Who We Are
There are seven principles which Unitarian Universalist congregations affirm and promote:
Unitarian Universalist congregations affirm and promote seven Principles, which we hold as strong values and moral guides. As Rev. Barbara Wells ten Hove explains, “The Principles are not dogma or doctrine, but rather a guide for those of us who choose to join and participate in Unitarian Universalist religious communities.” They are:
- The inherent worth and dignity of every person;
- Justice, equity and compassion in human relations;
- Acceptance of one another and encouragement to spiritual growth in our congregations;
- A free and responsible search for truth and meaning;
- The right of conscience and the use of the democratic process within our congregations and in society at large;
- The goal of world community with peace, liberty, and justice for all;
- Respect for the interdependent web of all existence of which we are a part.
Our Mission and Covenant
Our mission helps gives us direction as a congregation. Here is our current mission statement:
Invite into community. Involve through service. Inspire hearts and minds.
Our shared covenant helps us to agree on our intentions for how we will be with one another. Here is our current covenant statement:
We are a caring community that inspires, nurtures and empowers one another. With trust, respect and compassion, we strive to listen deeply, communicate clearly and act with love toward one another, our community and the world.

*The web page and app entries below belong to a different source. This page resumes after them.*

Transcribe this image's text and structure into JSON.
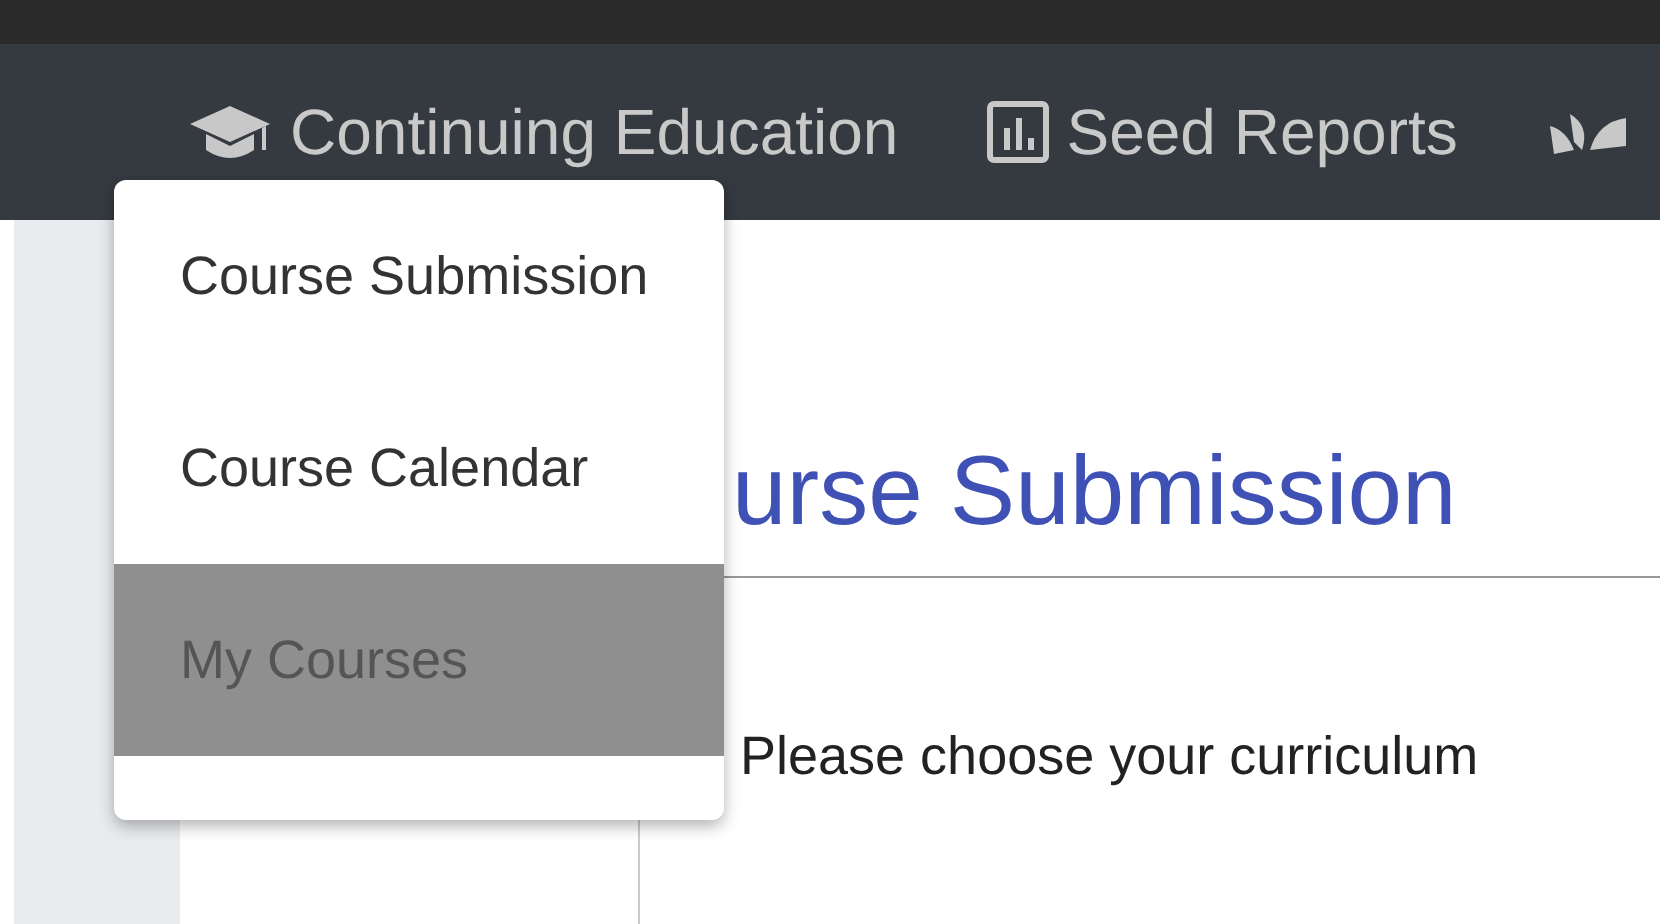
{
  "nav": {
    "items": [
      {
        "kind": "cap",
        "label": "Continuing Education"
      },
      {
        "kind": "chart",
        "label": "Seed Reports"
      },
      {
        "kind": "plant"
      }
    ]
  },
  "menu": {
    "items": [
      {
        "label": "Course Submission",
        "selected": false
      },
      {
        "label": "Course Calendar",
        "selected": false
      },
      {
        "label": "My Courses",
        "selected": true
      }
    ]
  },
  "page": {
    "heading": "urse Submission",
    "prompt": "Please choose your curriculum"
  }
}
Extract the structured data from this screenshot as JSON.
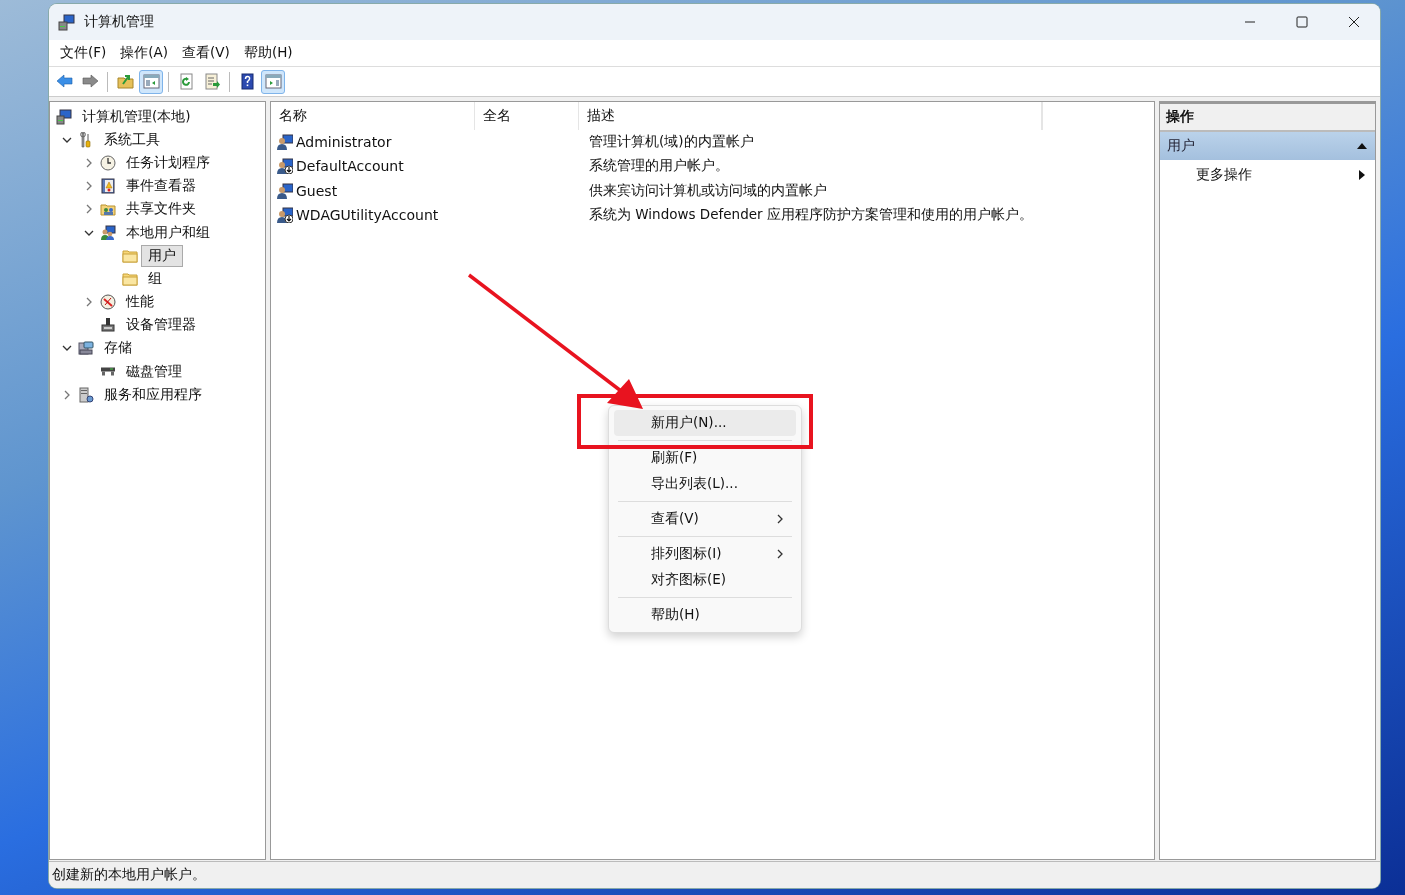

The Unitarian Universalist Fellowship of La Crosse was formed in the 1950s as an independent member congregation of the Unitarian Universalist Association (UUA), based in Boston. We are a vibrant, growing congregation with open minds, willing hearts, and working hands. On Sundays you’ll find inspiring and thought-provoking services, supportive and engaging lifespan education, opportunities to live out your values, and refreshments and fellowship after the service. We have more than a hundred adult members and friends and 30 children and youth in our lifespan education program. Like many Unitarian Universalist congregations, we were lay-led and self-governed. Our members come from a variety of backgrounds and include university students, young families, singles, married or partnered folks, working professionals, artists, and retired seniors.